What are the best practices for 1:1 Check-Ins?
There is no perfect formula for a 1:1 check-in, some people may get more out of a highly structured check-in with an agenda emailed in advance, some may prefer a more free-flowing conversation to address whatever is no the top of mind.
The only hard rule for 1:1's is that they should happen at least once every two weeks, more frequently as needed. We have a list of resources available for 1:1's here, and there is also a class to help supervisors have effective 1:1's. Some general guidelines: conversations should be at least 15 minutes in order to share all relevant information, many supervisors report taking 30 minutes or more; conversations should be in private, whether in an office, conference room, or outside location; and conversations should be two-way, with the employee having enough time to ask questions or for support as needed.
What are best practices for Goal Conversations?
There is no perfect formula for a successful Goal Conversation, it can vary widely depending on preferred communication styles, years in position, and type of position. Generally speaking, supervisors and employees should meet to set, discuss, and review progress on goals at least once every six months, but many will do it more frequently than that, see Goal Conversation resources here. The intention is for this to be a longer conversation than the more regular 1:1 check-in, with more space for reflection on both parts and coaching by the supervisor. Generally, employees should have a mix of 3-5 Performance (complete Project X by Date Y, with success measured by criteria Z) and Development (graduate formal education program, do a Work Out of Class to learn supervisory skills) goals.
One method for which can be helpful for setting effective goals is the SMART system, learn about SMART Goals here, but this is not currently required. There is also flexibility for how you track goals, if you'd like to use Workday check out this guide, if another system works for you and your supervisor that is fine too.
The most important consideration with goals is that they need to be agreed to by both the employee and supervisor. Your supervisor will probably have priorities based on their goal-setting process, if you are unsure you can meet those expectations or have a different priority based on your experience that should be communicated immediately so you can work together to develop a plan. Goals do not need to strictly align with higher-level cascading goals, but they do need to support the County/department mission in a way your supervisor supports.
How are 1:1 Check-In's and Goal Conversations tracked?
Currently, 1:1 and Goal Conversations are tracked through TINYpulse and survey questions where participants report if the conversations are happening, if they're effective, and how they could be improved. The responsibility to schedule and ensure 1:1's happen regularly is shared by both the employee and supervisor.
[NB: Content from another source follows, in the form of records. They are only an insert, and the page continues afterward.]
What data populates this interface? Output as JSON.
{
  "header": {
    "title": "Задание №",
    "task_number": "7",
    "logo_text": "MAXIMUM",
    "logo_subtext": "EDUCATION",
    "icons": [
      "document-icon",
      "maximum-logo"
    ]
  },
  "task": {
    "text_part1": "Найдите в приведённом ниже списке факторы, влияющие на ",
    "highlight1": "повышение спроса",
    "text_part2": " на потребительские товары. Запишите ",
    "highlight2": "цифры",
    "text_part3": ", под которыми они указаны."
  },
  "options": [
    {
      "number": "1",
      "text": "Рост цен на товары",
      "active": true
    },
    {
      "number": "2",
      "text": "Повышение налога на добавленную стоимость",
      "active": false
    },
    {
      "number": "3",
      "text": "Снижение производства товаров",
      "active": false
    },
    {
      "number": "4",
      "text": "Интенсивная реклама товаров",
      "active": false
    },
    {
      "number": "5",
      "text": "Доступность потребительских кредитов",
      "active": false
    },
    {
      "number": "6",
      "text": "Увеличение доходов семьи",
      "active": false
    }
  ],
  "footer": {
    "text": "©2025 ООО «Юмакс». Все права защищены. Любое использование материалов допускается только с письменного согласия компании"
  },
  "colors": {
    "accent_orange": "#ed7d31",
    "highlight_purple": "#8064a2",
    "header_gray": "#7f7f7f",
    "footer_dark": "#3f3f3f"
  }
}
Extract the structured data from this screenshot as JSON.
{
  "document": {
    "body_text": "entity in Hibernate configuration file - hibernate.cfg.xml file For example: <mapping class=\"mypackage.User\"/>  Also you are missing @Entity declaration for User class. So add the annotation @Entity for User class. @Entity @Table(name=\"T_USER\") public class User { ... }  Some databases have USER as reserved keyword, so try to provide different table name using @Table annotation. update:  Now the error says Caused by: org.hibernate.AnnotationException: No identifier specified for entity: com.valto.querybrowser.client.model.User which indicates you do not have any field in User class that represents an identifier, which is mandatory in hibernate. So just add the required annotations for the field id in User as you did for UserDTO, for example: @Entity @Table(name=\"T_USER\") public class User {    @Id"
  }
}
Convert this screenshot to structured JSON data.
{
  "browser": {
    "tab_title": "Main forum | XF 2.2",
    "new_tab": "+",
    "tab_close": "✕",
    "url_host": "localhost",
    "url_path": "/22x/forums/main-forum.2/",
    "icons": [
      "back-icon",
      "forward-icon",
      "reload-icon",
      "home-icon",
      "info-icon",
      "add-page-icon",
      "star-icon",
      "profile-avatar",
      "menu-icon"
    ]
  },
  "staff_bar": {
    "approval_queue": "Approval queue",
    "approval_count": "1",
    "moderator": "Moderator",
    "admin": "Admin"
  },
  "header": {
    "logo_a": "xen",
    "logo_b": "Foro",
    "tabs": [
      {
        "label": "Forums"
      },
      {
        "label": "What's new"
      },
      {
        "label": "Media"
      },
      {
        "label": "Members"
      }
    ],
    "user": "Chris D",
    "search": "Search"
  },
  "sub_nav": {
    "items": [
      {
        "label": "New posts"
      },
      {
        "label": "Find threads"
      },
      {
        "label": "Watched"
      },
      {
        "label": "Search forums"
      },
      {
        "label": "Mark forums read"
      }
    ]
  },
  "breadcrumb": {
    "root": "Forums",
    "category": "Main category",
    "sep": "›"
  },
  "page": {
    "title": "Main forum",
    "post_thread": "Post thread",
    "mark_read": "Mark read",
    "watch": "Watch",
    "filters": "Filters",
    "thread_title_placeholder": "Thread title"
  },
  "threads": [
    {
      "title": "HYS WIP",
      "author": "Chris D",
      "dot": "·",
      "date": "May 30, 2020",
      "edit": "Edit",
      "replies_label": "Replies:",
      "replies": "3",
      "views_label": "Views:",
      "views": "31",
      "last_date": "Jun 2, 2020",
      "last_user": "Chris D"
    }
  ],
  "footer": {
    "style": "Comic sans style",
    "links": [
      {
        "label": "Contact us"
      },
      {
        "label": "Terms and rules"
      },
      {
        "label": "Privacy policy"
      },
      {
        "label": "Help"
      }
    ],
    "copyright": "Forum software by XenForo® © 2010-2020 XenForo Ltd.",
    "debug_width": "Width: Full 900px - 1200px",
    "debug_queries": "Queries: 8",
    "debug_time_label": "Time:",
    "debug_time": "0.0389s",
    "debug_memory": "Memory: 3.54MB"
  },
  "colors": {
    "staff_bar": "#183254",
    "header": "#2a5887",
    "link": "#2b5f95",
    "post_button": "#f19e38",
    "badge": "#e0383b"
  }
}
If a Pilot department/team does not appear to be consistently holding 1:1 conversations, and administrator interventions do not spur improvements, they may be removed from the pilot and returned to Annual Reviews.